Smarter financial crime compliance

  • Share

For banks, the cost of meeting their KYC and AML requirements with human resources is spiraling out of control. New digital technologies offer banks a lifeline, with the potential to realise sizeable cost savings quickly without the need for significant investment.

Stricter KYC and AML requirements

In response to ever more digitally sophisticated financial crime threats, regulators around the world are raising the bar on banks’ KYC and AML requirements – and handing down record fines for lapses.

An extraordinary level of human effort is required to meet these demands. In addition to the KYC platform requirements, transaction monitoring can generate more than 1,000 alerts every day for a large bank. If each one of these alerts takes an hour to investigate, a bank will need 133 employees working full-time just to cover this aspect of compliance alone.

The cost is staggering.

In 2016, global expenditures on financial crime compliance by top-tier banking and capital markets firms reached a record breaking US$32b – a figure currently projected to rise to US$36.8b by 2018.

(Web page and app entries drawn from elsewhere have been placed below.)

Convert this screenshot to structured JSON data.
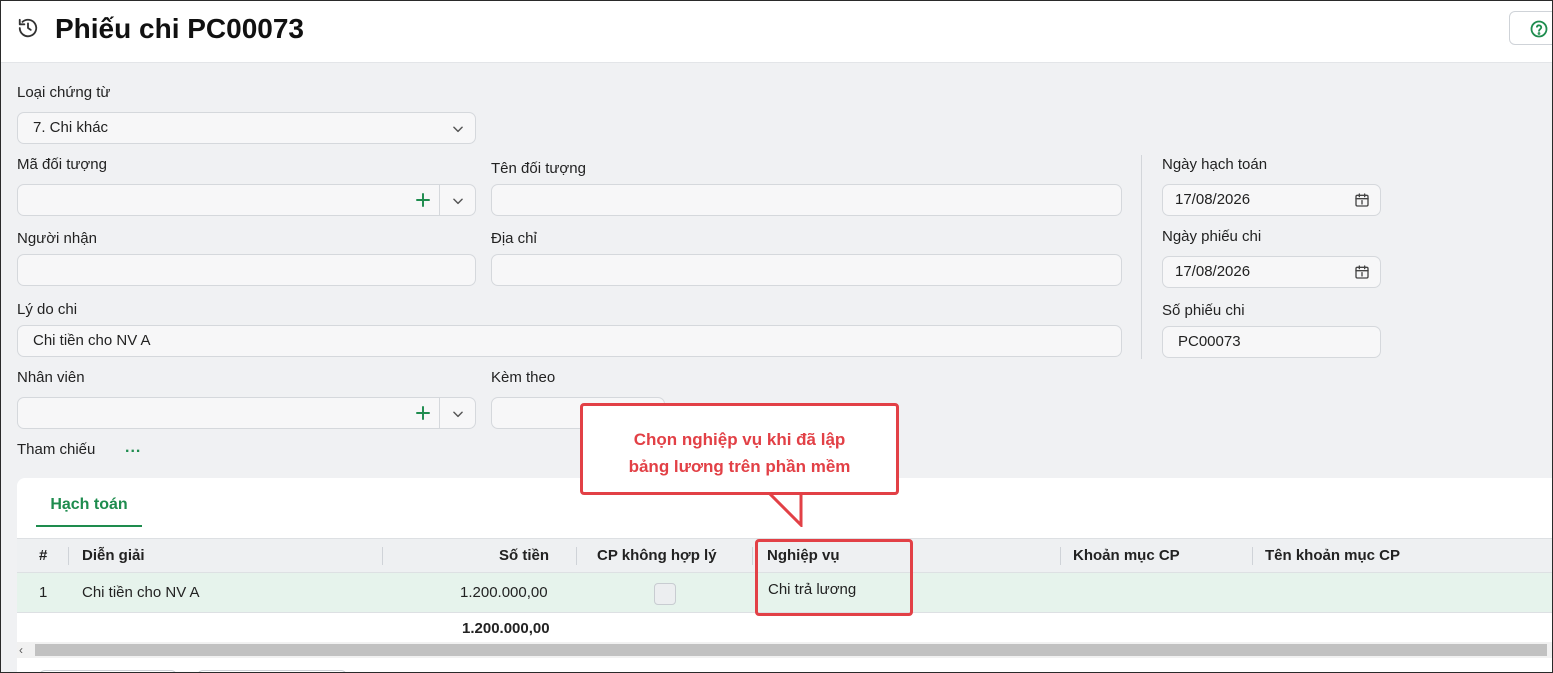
{
  "header": {
    "title": "Phiếu chi PC00073",
    "history_icon": "history-icon",
    "help_icon": "help-circle-icon"
  },
  "form": {
    "loai_chung_tu": {
      "label": "Loại chứng từ",
      "value": "7. Chi khác"
    },
    "ma_doi_tuong": {
      "label": "Mã đối tượng",
      "value": ""
    },
    "ten_doi_tuong": {
      "label": "Tên đối tượng",
      "value": ""
    },
    "nguoi_nhan": {
      "label": "Người nhận",
      "value": ""
    },
    "dia_chi": {
      "label": "Địa chỉ",
      "value": ""
    },
    "ly_do_chi": {
      "label": "Lý do chi",
      "value": "Chi tiền cho NV A"
    },
    "nhan_vien": {
      "label": "Nhân viên",
      "value": ""
    },
    "kem_theo": {
      "label": "Kèm theo",
      "value": ""
    },
    "tham_chieu": {
      "label": "Tham chiếu",
      "action": "..."
    },
    "ngay_hach_toan": {
      "label": "Ngày hạch toán",
      "value": "17/08/2026"
    },
    "ngay_phieu_chi": {
      "label": "Ngày phiếu chi",
      "value": "17/08/2026"
    },
    "so_phieu_chi": {
      "label": "Số phiếu chi",
      "value": "PC00073"
    }
  },
  "tabs": [
    {
      "label": "Hạch toán",
      "active": true
    }
  ],
  "table": {
    "columns": [
      "#",
      "Diễn giải",
      "Số tiền",
      "CP không hợp lý",
      "Nghiệp vụ",
      "Khoản mục CP",
      "Tên khoản mục CP"
    ],
    "rows": [
      {
        "index": "1",
        "dien_giai": "Chi tiền cho NV A",
        "so_tien": "1.200.000,00",
        "cp_khong_hop_ly": false,
        "nghiep_vu": "Chi trả lương",
        "khoan_muc_cp": "",
        "ten_khoan_muc_cp": ""
      }
    ],
    "total_so_tien": "1.200.000,00"
  },
  "annotation": {
    "line1": "Chọn nghiệp vụ khi đã lập",
    "line2": "bảng lương trên phần mềm",
    "color": "#e24046"
  },
  "colors": {
    "accent_green": "#1e8c4e",
    "annotation_red": "#e24046",
    "row_highlight": "#e6f3ec"
  }
}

This is not just expensive — it’s incredibly inefficient. Of the alerts reviewed each day, around 80% are typically quickly found to be benign. The remaining 20% go to the next level of investigation, which takes more time. Of these, another 15–19% are not suspicious.

In an EY survey of financial institutions in Singapore and Hong Kong last year, 87% of respondents said their AML operations were not cost efficient.

Data analytics and robotics offer clear opportunities to get costs under control

The two most common solutions for improving AML cost efficiency our banking clients are working on are:

  • Data analytics. Compliance teams can use advanced data analytics to automatically monitor watch-lists, transactional activity and adverse media screening, enabling firms to proactively identify risks and opportunities. Analytical tools and visualisation software give stakeholders fast insight into what’s really going on with a particular account.
  • Robotics process automation (RPA). RPA can pull information from multiple bank systems, automating the vast majority of tasks required for initial investigations of transaction monitoring alerts. In addition, RPA is based on a step-by-step process flow that obtains internal and external publicly available documentation to complete a KYC file, thereby reducing onboarding and periodic review times while enhancing customer experience.

Harnessing analytics for alert triage

By applying advanced analytics to its transaction alert output, for example, a large US institution substantially reduced false positives.

The new system analysed Level 1 alerts for correlations against established true positives, and then escalated any matches. This also cut costs, since the volume of cases escalated for human review and investigation decreased by 46%.

In a proof-of-value exercise for a global bank interested in name screening alert triage, we identified the potential for false positives reductions of more than 80% across sanctions and politically exposed persons (PEP) alerts – along with the reduced risk of missed true matches.

We calculated that the bank could save up to US$120m over three years, enabling around 800 operational staff to be deployed to higher-value tasks.

Using RPA in screening investigations and KYC

RPA can be easily applied to automate repetitive, clerical processes within a screening function based on the decision rules defined by business and operation. Banks can also robotically preprocess negative news searches and collect customer information from external systems to screen individuals and organisations. The software then creates dockets in a standardised format for analysts to review easily and quickly.

We have worked with a top-tier bank to implement RPA in the information gathering stage of transaction monitoring alerts, leading to reduction of 70% in the time to process a Level 1 alerts.

RPA can significantly reduce the time it takes to complete a KYC review, while improving cost- effectiveness.

When we helped an international financial institution to remediate a backlog of 9,000 enhanced due diligence cases, our client estimated the remediation required an average of 22 hours per case. The total effort to clear the backlog was around 200,000 hours. Automating just 11 of the 16 process steps with RPA enabled the client to cut the cycle time in half.

Conclusion

Banks need to harness data analytics and RPA in numerous processes within the financial crime control framework, including:

  • KYC due diligence and client on-/off-boarding
  • AML transaction monitoring alert investigations
  • Name screening for sanctions and PEP investigations
  • Adverse press investigations
  • Payment screening for sanctions investigations
  • Source of wealth reviews
  • Linking accounts across the institution inclusive of all markets and segments to create a one-client view

The only question is whether they should start with a blend of small incremental steps or large-scale initiatives. Either way, the days of trying to manage AML and KYC compliance efforts with purely human resources are over.